He said: “The application did not contain a coherent retail impact assessment, a full road traffic assessment or an environmental impact assessment, all of which would have worked against it.
“What we are dealing with here basically a set of shops with seats on top designed to serve the financial interests of Edinburgh Academicals rather than the broader community.
“I am genuinely concerned about the effect this development will have on the local shopping area and also on Edinburgh residents’ faith in the entire planning process.
“The council appears to have gone against its own policy just to accommodate one group’s corporate interests and I don’t think that is acceptable.”
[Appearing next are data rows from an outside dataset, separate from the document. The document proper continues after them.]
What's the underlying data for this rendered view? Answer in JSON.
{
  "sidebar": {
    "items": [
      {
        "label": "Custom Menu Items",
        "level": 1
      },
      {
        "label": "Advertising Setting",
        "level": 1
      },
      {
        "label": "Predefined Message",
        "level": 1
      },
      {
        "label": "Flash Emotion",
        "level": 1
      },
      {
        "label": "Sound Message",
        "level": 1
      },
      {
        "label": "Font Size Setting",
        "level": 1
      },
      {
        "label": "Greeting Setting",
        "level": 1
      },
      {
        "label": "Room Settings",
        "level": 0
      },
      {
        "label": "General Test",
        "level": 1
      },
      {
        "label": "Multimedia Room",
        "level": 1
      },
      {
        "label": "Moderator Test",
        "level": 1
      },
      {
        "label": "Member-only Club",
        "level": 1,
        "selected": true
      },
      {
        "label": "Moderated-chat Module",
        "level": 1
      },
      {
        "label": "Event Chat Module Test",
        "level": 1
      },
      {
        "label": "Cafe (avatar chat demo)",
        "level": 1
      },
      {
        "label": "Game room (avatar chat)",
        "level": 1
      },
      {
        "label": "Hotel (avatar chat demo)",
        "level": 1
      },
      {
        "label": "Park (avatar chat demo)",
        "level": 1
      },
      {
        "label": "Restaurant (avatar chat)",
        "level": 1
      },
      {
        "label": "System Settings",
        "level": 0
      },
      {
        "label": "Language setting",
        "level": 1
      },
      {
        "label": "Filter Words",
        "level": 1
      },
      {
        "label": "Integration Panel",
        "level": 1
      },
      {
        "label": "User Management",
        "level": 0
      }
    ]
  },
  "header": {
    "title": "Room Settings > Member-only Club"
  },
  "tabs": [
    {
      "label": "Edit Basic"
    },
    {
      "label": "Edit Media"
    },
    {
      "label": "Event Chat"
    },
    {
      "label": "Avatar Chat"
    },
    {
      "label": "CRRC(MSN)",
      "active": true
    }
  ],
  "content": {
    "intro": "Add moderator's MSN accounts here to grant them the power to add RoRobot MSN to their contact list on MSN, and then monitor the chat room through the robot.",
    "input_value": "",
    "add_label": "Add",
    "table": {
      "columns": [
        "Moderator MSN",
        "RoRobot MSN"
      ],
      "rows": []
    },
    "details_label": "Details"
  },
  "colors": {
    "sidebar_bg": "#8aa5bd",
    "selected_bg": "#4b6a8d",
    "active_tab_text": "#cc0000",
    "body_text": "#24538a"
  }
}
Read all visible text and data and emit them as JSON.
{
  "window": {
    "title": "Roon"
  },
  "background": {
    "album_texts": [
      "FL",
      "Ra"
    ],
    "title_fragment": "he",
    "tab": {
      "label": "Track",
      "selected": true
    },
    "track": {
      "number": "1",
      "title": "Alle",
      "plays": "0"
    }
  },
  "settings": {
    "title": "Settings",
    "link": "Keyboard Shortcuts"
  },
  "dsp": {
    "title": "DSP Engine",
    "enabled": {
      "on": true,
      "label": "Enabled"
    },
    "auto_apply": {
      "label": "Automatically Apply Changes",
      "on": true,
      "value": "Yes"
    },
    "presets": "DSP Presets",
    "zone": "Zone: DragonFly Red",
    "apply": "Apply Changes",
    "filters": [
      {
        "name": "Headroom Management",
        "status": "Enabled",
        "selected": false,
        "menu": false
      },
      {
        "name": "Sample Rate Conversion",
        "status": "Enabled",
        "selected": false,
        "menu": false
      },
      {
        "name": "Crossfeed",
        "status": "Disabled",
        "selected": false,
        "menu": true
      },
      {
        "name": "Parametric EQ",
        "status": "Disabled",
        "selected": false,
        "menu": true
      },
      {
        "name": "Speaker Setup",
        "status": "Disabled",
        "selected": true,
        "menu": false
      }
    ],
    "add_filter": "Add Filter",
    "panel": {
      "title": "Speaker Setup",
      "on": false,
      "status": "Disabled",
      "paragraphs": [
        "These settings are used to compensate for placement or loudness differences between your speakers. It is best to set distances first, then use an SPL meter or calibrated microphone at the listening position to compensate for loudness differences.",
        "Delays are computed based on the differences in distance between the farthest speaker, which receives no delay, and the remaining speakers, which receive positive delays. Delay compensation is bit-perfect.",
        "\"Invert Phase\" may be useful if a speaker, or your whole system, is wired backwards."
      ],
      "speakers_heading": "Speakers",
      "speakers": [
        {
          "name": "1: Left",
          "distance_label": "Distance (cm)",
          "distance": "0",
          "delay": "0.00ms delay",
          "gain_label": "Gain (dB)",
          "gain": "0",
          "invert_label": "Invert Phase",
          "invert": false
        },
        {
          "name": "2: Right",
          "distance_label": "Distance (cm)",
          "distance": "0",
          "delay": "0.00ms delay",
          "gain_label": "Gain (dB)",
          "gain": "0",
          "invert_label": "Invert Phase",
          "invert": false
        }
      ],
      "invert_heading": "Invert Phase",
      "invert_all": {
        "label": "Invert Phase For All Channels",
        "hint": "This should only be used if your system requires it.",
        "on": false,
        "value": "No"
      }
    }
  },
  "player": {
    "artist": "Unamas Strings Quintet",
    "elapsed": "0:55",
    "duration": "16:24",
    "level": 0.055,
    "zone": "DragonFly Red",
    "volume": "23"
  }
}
Planning convener Cllr Ian Perry praised the tenacity of both campaign groups in what was a “divisive issue” but said the concerns raised were “insufficient” to derail the application.
He said: “It was clearly a divisive issue and a difficult decision for the committee to reach. Despite being a very ambitious scheme, we decided that the concerns raised were insufficient for us not to grant the application and that they were outweighed by the development’s potential economic and other community benefits.
“I recognise that campaigners against the development will be disappointed by the decision. It is, however, important to concentrate on the facts and guidelines we are obliged to follow when considering such an application.”
Don’t, don’t you want me . . to go quicker?
THEY fanned their faces with leaflets as the packed chamber roasted.
As the gallery cooled themselves, planning bods picked over the merits of a controversial plan to construct a new stadium for Edinburgh Accies Rugby Club – complete with function suite and room for nine shops.
The Dean of Guild Court Room wilted as discussions ran into the third hour. There was brief respite as jubilant singing from the High Street poured through the open windows.
A two-man Fringe ensemble had unwittingly lifted the stifling mood by harmonising Don’t You Want Me by the Human League a capella on the cobbles below.
A long and rambling rant by former lord provost Eric Milligan, above – who perhaps failed to notice the growing weariness around him – was met by tuts and groans.
As he chronicled what seemed like 150 years of Scottish Rugby history, the gallery revolted. A slow hand clap was launched which nearly saw the public ejected but served to sharpen Councillor Milligan’s focus.